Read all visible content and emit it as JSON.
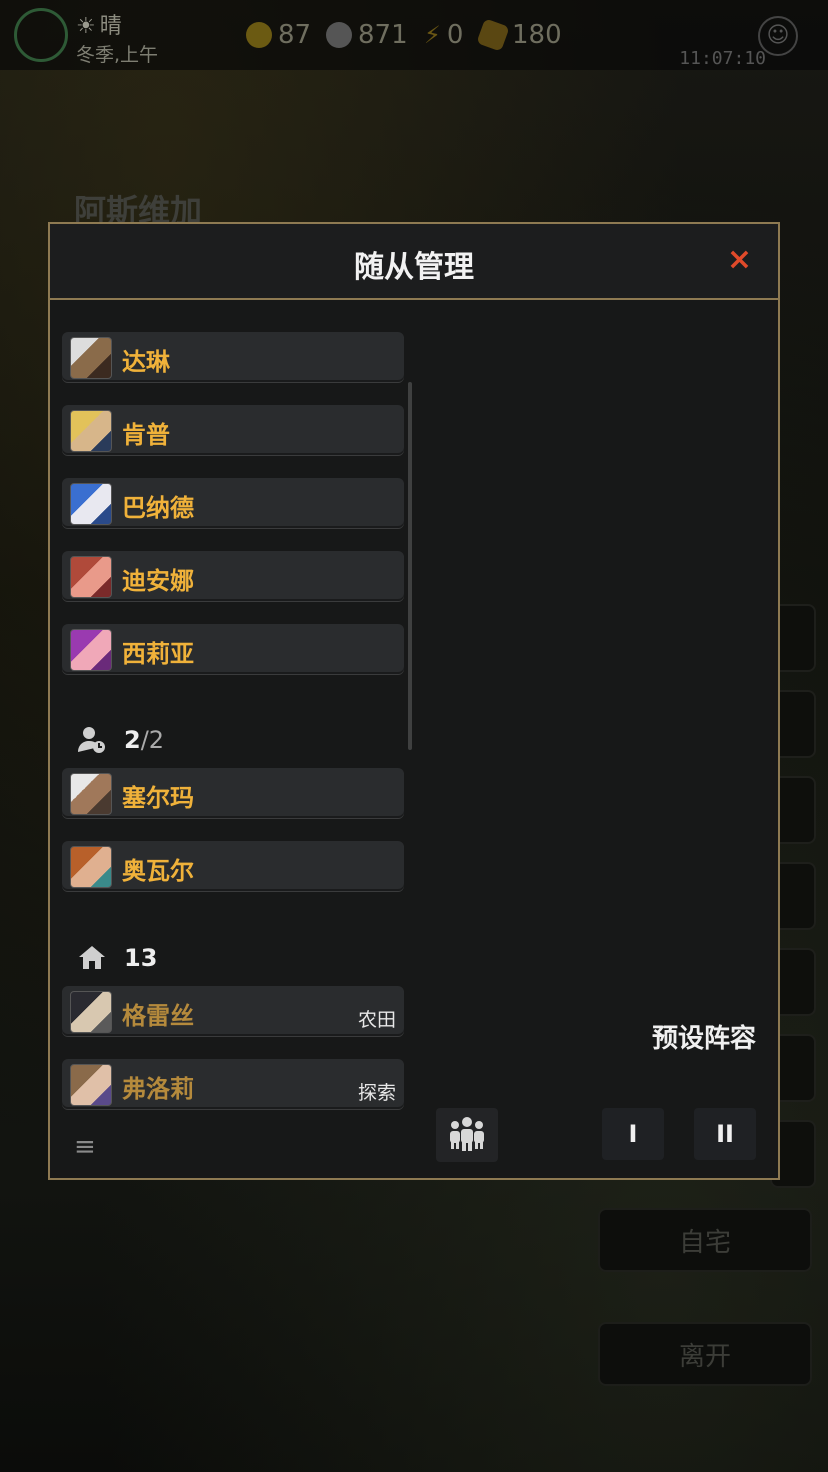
{
  "status": {
    "weather": "晴",
    "season_time": "冬季,上午",
    "gold": "87",
    "silver": "871",
    "energy": "0",
    "token": "180",
    "clock": "11:07:10"
  },
  "location": "阿斯维加",
  "side_buttons": {
    "home": "自宅",
    "leave": "离开"
  },
  "modal": {
    "title": "随从管理",
    "close": "×",
    "preset_label": "预设阵容",
    "preset_1": "I",
    "preset_2": "II"
  },
  "followers_main": [
    {
      "name": "达琳"
    },
    {
      "name": "肯普"
    },
    {
      "name": "巴纳德"
    },
    {
      "name": "迪安娜"
    },
    {
      "name": "西莉亚"
    }
  ],
  "section_party": {
    "current": "2",
    "total": "/2"
  },
  "followers_party": [
    {
      "name": "塞尔玛"
    },
    {
      "name": "奥瓦尔"
    }
  ],
  "section_home": {
    "count": "13"
  },
  "followers_home": [
    {
      "name": "格雷丝",
      "tag": "农田"
    },
    {
      "name": "弗洛莉",
      "tag": "探索"
    }
  ]
}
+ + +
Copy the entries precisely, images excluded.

Read all visible content and emit it as JSON.
{
  "status": {
    "weather": "晴",
    "season_time": "冬季,上午",
    "gold": "87",
    "silver": "871",
    "energy": "0",
    "token": "180",
    "clock": "11:07:10"
  },
  "location": "阿斯维加",
  "side_buttons": {
    "home": "自宅",
    "leave": "离开"
  },
  "modal": {
    "title": "随从管理",
    "close": "×",
    "preset_label": "预设阵容",
    "preset_1": "I",
    "preset_2": "II"
  },
  "followers_main": [
    {
      "name": "达琳"
    },
    {
      "name": "肯普"
    },
    {
      "name": "巴纳德"
    },
    {
      "name": "迪安娜"
    },
    {
      "name": "西莉亚"
    }
  ],
  "section_party": {
    "current": "2",
    "total": "/2"
  },
  "followers_party": [
    {
      "name": "塞尔玛"
    },
    {
      "name": "奥瓦尔"
    }
  ],
  "section_home": {
    "count": "13"
  },
  "followers_home": [
    {
      "name": "格雷丝",
      "tag": "农田"
    },
    {
      "name": "弗洛莉",
      "tag": "探索"
    }
  ]
}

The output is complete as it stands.